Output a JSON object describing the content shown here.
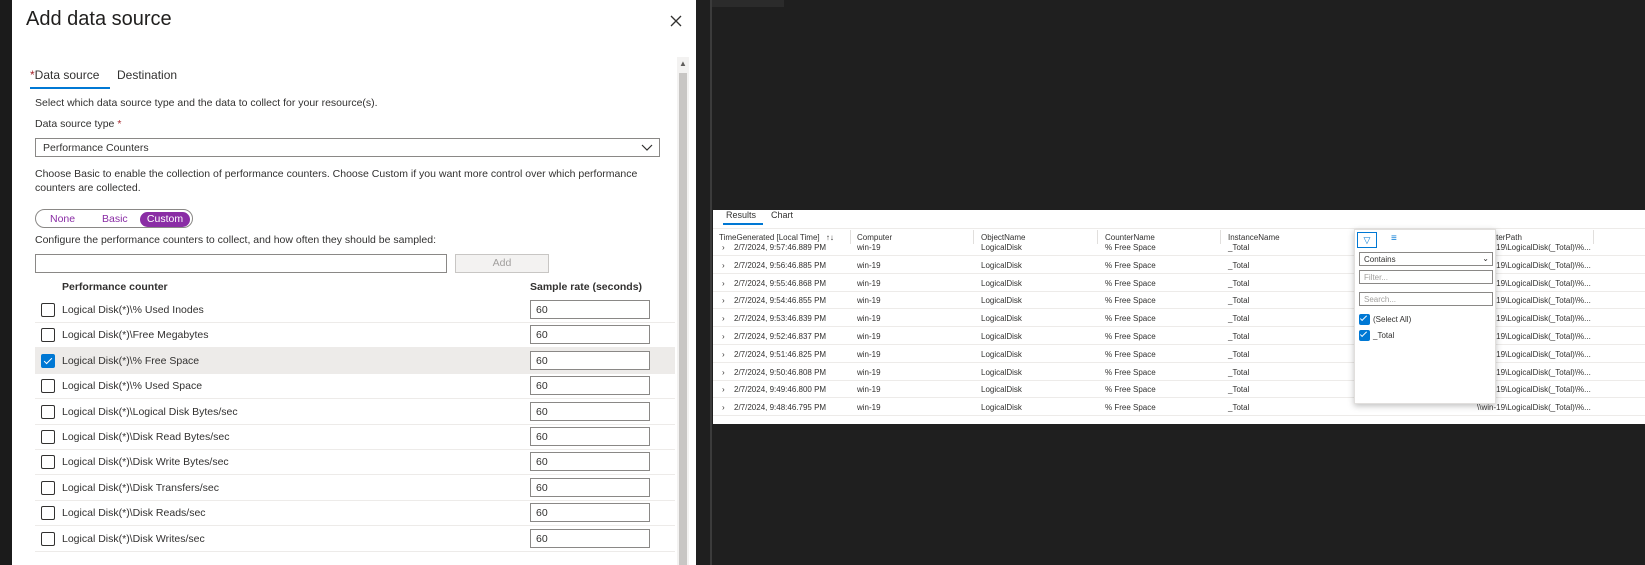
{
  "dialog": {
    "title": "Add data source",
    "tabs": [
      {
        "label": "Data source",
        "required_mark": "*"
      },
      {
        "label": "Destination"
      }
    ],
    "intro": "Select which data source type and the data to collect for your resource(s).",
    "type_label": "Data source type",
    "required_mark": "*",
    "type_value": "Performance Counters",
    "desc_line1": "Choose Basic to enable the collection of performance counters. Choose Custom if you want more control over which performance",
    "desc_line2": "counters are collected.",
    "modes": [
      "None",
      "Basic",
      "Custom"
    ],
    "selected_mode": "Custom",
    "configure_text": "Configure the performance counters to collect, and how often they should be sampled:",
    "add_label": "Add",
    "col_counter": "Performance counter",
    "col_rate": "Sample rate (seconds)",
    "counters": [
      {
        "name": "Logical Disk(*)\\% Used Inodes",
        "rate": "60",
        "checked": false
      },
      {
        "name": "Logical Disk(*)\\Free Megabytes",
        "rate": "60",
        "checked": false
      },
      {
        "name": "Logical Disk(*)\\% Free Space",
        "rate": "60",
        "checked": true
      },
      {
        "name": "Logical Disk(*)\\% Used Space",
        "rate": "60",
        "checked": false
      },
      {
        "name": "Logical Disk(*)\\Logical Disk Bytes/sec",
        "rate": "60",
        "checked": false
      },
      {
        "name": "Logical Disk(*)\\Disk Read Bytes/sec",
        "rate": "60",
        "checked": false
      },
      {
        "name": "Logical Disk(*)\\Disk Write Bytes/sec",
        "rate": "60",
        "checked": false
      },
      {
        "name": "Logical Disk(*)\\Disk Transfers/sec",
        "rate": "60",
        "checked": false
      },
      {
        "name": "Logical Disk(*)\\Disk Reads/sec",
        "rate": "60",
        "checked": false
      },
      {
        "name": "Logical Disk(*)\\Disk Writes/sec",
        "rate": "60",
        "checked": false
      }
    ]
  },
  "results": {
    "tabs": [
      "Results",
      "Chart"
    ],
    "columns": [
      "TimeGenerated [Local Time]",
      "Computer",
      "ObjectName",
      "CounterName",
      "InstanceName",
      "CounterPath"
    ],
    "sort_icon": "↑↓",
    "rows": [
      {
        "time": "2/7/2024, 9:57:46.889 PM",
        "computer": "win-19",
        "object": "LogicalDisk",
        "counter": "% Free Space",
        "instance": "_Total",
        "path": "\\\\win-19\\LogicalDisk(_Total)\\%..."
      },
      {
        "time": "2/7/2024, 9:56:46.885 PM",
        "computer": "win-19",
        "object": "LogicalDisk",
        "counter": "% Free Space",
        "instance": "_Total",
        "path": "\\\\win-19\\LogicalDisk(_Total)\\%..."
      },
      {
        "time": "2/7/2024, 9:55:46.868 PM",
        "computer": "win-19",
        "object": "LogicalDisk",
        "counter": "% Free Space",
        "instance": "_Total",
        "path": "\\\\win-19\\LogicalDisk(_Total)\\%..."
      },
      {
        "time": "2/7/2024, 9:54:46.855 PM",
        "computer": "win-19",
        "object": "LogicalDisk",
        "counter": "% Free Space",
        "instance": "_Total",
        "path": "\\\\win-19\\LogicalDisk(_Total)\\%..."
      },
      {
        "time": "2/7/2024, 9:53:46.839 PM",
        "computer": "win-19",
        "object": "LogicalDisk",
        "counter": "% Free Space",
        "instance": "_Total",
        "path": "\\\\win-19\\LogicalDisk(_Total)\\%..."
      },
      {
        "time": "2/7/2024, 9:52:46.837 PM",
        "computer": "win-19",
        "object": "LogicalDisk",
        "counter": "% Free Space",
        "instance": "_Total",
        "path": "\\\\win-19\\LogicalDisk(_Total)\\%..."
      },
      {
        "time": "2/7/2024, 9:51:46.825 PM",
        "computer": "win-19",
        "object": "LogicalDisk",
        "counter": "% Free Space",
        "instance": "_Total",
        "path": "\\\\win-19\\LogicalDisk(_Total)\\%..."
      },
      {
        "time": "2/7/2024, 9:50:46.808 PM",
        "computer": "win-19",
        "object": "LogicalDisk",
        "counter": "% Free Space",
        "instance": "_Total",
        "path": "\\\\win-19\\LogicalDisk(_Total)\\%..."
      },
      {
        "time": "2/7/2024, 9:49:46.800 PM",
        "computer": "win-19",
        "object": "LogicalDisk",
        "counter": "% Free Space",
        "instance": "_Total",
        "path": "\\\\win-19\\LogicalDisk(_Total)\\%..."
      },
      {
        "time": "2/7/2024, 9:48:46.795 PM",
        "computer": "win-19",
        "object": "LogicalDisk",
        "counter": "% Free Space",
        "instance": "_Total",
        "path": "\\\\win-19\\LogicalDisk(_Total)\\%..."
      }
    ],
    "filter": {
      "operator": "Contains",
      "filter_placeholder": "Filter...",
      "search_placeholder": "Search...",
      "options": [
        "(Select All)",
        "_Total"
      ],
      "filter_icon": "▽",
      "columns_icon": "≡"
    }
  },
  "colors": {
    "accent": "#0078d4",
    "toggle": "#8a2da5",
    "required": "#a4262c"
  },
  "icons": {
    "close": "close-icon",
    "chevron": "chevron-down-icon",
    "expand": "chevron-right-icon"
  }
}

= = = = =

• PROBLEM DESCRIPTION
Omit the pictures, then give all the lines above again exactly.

• SOLUTION TO THE PROBLEM
Output a JSON object describing the content shown here.
{
  "dialog": {
    "title": "Add data source",
    "tabs": [
      {
        "label": "Data source",
        "required_mark": "*"
      },
      {
        "label": "Destination"
      }
    ],
    "intro": "Select which data source type and the data to collect for your resource(s).",
    "type_label": "Data source type",
    "required_mark": "*",
    "type_value": "Performance Counters",
    "desc_line1": "Choose Basic to enable the collection of performance counters. Choose Custom if you want more control over which performance",
    "desc_line2": "counters are collected.",
    "modes": [
      "None",
      "Basic",
      "Custom"
    ],
    "selected_mode": "Custom",
    "configure_text": "Configure the performance counters to collect, and how often they should be sampled:",
    "add_label": "Add",
    "col_counter": "Performance counter",
    "col_rate": "Sample rate (seconds)",
    "counters": [
      {
        "name": "Logical Disk(*)\\% Used Inodes",
        "rate": "60",
        "checked": false
      },
      {
        "name": "Logical Disk(*)\\Free Megabytes",
        "rate": "60",
        "checked": false
      },
      {
        "name": "Logical Disk(*)\\% Free Space",
        "rate": "60",
        "checked": true
      },
      {
        "name": "Logical Disk(*)\\% Used Space",
        "rate": "60",
        "checked": false
      },
      {
        "name": "Logical Disk(*)\\Logical Disk Bytes/sec",
        "rate": "60",
        "checked": false
      },
      {
        "name": "Logical Disk(*)\\Disk Read Bytes/sec",
        "rate": "60",
        "checked": false
      },
      {
        "name": "Logical Disk(*)\\Disk Write Bytes/sec",
        "rate": "60",
        "checked": false
      },
      {
        "name": "Logical Disk(*)\\Disk Transfers/sec",
        "rate": "60",
        "checked": false
      },
      {
        "name": "Logical Disk(*)\\Disk Reads/sec",
        "rate": "60",
        "checked": false
      },
      {
        "name": "Logical Disk(*)\\Disk Writes/sec",
        "rate": "60",
        "checked": false
      }
    ]
  },
  "results": {
    "tabs": [
      "Results",
      "Chart"
    ],
    "columns": [
      "TimeGenerated [Local Time]",
      "Computer",
      "ObjectName",
      "CounterName",
      "InstanceName",
      "CounterPath"
    ],
    "sort_icon": "↑↓",
    "rows": [
      {
        "time": "2/7/2024, 9:57:46.889 PM",
        "computer": "win-19",
        "object": "LogicalDisk",
        "counter": "% Free Space",
        "instance": "_Total",
        "path": "\\\\win-19\\LogicalDisk(_Total)\\%..."
      },
      {
        "time": "2/7/2024, 9:56:46.885 PM",
        "computer": "win-19",
        "object": "LogicalDisk",
        "counter": "% Free Space",
        "instance": "_Total",
        "path": "\\\\win-19\\LogicalDisk(_Total)\\%..."
      },
      {
        "time": "2/7/2024, 9:55:46.868 PM",
        "computer": "win-19",
        "object": "LogicalDisk",
        "counter": "% Free Space",
        "instance": "_Total",
        "path": "\\\\win-19\\LogicalDisk(_Total)\\%..."
      },
      {
        "time": "2/7/2024, 9:54:46.855 PM",
        "computer": "win-19",
        "object": "LogicalDisk",
        "counter": "% Free Space",
        "instance": "_Total",
        "path": "\\\\win-19\\LogicalDisk(_Total)\\%..."
      },
      {
        "time": "2/7/2024, 9:53:46.839 PM",
        "computer": "win-19",
        "object": "LogicalDisk",
        "counter": "% Free Space",
        "instance": "_Total",
        "path": "\\\\win-19\\LogicalDisk(_Total)\\%..."
      },
      {
        "time": "2/7/2024, 9:52:46.837 PM",
        "computer": "win-19",
        "object": "LogicalDisk",
        "counter": "% Free Space",
        "instance": "_Total",
        "path": "\\\\win-19\\LogicalDisk(_Total)\\%..."
      },
      {
        "time": "2/7/2024, 9:51:46.825 PM",
        "computer": "win-19",
        "object": "LogicalDisk",
        "counter": "% Free Space",
        "instance": "_Total",
        "path": "\\\\win-19\\LogicalDisk(_Total)\\%..."
      },
      {
        "time": "2/7/2024, 9:50:46.808 PM",
        "computer": "win-19",
        "object": "LogicalDisk",
        "counter": "% Free Space",
        "instance": "_Total",
        "path": "\\\\win-19\\LogicalDisk(_Total)\\%..."
      },
      {
        "time": "2/7/2024, 9:49:46.800 PM",
        "computer": "win-19",
        "object": "LogicalDisk",
        "counter": "% Free Space",
        "instance": "_Total",
        "path": "\\\\win-19\\LogicalDisk(_Total)\\%..."
      },
      {
        "time": "2/7/2024, 9:48:46.795 PM",
        "computer": "win-19",
        "object": "LogicalDisk",
        "counter": "% Free Space",
        "instance": "_Total",
        "path": "\\\\win-19\\LogicalDisk(_Total)\\%..."
      }
    ],
    "filter": {
      "operator": "Contains",
      "filter_placeholder": "Filter...",
      "search_placeholder": "Search...",
      "options": [
        "(Select All)",
        "_Total"
      ],
      "filter_icon": "▽",
      "columns_icon": "≡"
    }
  },
  "colors": {
    "accent": "#0078d4",
    "toggle": "#8a2da5",
    "required": "#a4262c"
  },
  "icons": {
    "close": "close-icon",
    "chevron": "chevron-down-icon",
    "expand": "chevron-right-icon"
  }
}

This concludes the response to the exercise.